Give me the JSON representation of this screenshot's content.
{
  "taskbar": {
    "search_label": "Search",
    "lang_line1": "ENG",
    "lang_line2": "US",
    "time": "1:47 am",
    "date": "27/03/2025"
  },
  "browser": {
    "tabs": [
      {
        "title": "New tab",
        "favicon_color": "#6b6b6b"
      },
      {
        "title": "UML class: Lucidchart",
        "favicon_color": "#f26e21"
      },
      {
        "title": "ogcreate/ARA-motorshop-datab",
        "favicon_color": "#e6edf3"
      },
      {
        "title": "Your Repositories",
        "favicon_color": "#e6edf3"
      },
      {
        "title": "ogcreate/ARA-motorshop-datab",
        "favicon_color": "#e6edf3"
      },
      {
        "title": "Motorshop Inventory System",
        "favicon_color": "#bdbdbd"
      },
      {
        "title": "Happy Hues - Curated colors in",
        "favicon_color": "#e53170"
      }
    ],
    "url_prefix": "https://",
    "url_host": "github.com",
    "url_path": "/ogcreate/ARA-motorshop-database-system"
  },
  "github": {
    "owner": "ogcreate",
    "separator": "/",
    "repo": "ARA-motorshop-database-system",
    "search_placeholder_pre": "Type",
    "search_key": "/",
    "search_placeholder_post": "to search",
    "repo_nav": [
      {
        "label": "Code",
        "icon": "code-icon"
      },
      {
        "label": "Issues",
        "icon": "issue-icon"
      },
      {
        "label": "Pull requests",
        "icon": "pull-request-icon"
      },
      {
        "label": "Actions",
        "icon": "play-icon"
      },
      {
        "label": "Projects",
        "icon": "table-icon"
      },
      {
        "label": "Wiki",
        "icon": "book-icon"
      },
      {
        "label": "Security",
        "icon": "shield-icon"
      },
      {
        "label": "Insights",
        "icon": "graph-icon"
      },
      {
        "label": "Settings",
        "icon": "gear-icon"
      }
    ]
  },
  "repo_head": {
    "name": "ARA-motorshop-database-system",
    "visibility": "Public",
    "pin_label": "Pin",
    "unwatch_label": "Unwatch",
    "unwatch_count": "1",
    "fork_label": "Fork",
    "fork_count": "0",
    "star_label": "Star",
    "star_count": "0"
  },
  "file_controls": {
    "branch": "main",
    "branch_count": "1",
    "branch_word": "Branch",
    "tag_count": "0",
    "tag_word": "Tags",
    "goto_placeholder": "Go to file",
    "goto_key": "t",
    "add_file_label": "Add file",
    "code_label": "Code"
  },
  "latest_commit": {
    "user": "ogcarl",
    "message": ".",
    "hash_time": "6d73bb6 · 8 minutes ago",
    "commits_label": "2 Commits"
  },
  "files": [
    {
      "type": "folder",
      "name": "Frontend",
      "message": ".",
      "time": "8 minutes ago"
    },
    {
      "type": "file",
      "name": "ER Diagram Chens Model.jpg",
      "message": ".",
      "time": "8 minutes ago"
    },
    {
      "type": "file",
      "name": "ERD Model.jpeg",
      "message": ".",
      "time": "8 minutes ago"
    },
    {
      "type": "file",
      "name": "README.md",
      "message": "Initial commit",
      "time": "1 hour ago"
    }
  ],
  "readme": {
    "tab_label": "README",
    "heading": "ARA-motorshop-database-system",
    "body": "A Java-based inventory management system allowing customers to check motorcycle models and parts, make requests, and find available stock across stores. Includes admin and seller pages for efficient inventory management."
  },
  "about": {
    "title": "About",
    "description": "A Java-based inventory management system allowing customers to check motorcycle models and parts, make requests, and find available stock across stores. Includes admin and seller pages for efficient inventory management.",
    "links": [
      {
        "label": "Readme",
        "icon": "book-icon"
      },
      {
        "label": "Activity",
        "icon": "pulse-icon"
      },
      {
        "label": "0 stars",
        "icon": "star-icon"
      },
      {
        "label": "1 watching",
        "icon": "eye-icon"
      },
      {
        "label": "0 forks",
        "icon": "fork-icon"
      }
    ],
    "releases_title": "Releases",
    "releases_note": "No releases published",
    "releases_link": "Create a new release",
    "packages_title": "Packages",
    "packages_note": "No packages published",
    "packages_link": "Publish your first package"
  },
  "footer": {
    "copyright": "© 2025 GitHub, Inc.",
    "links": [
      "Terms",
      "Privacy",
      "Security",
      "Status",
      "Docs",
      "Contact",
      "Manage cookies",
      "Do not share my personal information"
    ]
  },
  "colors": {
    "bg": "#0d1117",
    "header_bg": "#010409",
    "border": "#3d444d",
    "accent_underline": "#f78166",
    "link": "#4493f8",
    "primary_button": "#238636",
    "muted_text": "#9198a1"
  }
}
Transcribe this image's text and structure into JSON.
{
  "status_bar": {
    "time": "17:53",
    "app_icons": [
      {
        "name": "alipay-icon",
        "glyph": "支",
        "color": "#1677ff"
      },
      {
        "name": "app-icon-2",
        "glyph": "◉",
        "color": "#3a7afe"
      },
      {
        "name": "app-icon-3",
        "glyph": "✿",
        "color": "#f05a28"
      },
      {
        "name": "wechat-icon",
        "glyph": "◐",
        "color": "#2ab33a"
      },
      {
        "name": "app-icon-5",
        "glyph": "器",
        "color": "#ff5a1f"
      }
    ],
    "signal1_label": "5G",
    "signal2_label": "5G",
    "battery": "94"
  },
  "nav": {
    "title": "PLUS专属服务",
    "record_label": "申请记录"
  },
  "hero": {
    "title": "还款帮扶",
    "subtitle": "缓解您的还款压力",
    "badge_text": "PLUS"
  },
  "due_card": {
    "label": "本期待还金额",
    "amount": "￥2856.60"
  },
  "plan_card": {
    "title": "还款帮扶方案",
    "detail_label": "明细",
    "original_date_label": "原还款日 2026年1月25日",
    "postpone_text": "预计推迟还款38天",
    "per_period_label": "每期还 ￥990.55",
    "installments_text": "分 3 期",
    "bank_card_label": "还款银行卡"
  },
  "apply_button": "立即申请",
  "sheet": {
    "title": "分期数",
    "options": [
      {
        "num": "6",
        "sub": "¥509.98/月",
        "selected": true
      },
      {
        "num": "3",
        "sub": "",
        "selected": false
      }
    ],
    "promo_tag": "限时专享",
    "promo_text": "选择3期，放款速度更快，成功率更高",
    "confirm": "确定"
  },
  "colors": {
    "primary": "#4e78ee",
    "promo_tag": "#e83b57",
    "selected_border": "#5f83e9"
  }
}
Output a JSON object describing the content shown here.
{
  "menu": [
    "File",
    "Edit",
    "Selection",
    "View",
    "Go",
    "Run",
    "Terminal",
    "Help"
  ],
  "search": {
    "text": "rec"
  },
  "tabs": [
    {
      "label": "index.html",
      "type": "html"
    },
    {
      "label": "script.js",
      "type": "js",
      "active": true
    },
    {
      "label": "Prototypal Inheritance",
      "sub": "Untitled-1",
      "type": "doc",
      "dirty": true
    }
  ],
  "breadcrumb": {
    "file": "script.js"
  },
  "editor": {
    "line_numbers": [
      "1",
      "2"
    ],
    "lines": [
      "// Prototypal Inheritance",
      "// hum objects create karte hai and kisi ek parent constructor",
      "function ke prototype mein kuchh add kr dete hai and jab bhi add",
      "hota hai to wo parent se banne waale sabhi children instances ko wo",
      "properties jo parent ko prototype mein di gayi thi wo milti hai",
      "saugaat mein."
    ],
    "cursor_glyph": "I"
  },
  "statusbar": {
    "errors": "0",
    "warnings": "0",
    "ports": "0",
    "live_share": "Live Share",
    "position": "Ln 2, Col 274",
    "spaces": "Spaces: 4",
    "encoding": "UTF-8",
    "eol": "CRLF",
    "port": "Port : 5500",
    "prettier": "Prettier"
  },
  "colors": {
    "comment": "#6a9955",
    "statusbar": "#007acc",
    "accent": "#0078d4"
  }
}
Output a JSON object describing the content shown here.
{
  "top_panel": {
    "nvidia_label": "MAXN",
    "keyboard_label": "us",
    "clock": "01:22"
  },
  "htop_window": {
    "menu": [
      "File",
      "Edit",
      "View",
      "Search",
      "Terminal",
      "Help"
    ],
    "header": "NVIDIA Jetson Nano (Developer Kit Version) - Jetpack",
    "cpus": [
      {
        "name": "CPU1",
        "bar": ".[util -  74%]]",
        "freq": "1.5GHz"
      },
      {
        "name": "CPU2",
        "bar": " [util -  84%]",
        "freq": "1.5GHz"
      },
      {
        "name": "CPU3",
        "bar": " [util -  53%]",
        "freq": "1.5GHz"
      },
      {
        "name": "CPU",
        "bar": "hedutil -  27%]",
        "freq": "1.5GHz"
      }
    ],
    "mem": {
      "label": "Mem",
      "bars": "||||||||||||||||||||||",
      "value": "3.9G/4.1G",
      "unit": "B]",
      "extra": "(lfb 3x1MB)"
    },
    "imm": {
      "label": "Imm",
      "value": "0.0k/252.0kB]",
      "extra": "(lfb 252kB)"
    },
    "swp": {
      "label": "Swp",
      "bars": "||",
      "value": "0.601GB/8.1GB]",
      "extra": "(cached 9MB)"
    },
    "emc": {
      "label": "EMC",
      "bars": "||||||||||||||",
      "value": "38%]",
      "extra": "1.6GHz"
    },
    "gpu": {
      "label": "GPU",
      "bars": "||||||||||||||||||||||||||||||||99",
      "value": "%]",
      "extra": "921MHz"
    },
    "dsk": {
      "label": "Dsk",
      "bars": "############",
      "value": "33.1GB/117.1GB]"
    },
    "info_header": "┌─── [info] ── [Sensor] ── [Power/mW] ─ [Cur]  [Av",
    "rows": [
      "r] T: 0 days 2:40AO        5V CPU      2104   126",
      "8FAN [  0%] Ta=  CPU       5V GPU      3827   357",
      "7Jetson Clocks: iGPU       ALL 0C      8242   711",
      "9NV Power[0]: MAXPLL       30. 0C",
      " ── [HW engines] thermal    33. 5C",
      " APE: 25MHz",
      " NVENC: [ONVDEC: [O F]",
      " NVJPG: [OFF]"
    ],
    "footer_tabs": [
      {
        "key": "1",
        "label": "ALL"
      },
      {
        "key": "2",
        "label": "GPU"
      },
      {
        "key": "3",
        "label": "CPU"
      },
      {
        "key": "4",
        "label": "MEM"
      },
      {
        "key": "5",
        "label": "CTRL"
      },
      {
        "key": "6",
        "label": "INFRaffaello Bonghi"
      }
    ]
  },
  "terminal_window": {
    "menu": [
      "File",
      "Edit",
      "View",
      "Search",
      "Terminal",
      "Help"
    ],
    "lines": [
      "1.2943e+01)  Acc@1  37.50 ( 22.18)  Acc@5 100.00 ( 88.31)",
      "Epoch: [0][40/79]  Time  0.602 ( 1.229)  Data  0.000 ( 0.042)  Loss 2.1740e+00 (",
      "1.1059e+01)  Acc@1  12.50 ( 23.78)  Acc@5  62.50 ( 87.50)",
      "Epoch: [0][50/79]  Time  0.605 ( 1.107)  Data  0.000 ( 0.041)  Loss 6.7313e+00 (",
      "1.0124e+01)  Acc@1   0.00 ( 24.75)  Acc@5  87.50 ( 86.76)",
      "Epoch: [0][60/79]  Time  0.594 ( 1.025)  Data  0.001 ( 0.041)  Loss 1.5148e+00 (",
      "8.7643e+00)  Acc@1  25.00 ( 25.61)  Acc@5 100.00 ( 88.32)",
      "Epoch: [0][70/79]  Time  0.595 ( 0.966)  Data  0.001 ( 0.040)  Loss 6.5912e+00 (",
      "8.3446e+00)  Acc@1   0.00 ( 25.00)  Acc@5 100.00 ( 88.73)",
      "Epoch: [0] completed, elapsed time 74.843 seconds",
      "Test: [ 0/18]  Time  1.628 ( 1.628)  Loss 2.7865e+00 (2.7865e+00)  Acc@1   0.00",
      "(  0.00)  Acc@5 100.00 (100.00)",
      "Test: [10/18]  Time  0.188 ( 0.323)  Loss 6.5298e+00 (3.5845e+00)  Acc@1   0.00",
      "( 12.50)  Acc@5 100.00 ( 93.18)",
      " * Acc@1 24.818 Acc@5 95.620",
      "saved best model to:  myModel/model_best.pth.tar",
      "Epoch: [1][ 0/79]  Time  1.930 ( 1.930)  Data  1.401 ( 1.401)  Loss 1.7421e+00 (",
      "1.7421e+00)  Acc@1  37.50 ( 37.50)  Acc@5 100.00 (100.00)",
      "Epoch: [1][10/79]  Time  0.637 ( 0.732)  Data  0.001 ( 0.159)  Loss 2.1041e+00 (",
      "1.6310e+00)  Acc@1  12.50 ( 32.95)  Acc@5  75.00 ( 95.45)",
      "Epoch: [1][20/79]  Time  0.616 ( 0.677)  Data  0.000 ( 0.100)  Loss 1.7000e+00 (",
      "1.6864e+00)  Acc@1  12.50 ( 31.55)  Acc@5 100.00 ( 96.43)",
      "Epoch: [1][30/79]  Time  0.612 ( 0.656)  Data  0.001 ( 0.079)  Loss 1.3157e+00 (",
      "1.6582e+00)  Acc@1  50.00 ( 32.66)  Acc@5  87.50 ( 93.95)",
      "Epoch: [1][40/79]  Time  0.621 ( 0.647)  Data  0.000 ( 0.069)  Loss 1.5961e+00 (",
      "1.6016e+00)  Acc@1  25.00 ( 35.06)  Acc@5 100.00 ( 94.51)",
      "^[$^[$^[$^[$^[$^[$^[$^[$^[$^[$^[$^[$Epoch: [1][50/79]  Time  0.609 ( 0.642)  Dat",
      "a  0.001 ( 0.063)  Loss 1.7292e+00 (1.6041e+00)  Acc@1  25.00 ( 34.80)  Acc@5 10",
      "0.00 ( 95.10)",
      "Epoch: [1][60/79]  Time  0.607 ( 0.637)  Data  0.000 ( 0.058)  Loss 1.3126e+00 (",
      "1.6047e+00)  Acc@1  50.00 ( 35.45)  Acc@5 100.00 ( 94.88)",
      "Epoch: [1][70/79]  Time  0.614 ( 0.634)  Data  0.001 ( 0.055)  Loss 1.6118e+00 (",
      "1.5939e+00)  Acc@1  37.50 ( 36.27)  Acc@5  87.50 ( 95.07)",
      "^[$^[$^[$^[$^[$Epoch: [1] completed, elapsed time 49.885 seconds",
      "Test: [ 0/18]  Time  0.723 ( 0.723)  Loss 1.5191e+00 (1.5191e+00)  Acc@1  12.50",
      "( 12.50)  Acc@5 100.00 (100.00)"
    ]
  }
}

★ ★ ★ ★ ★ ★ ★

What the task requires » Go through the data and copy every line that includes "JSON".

Exercise solution »
Give me the JSON representation of this screenshot's content.
Transcribe this image's text and structure into JSON.
Output a JSON object describing the content shown here.
Output a JSON object describing the content shown here.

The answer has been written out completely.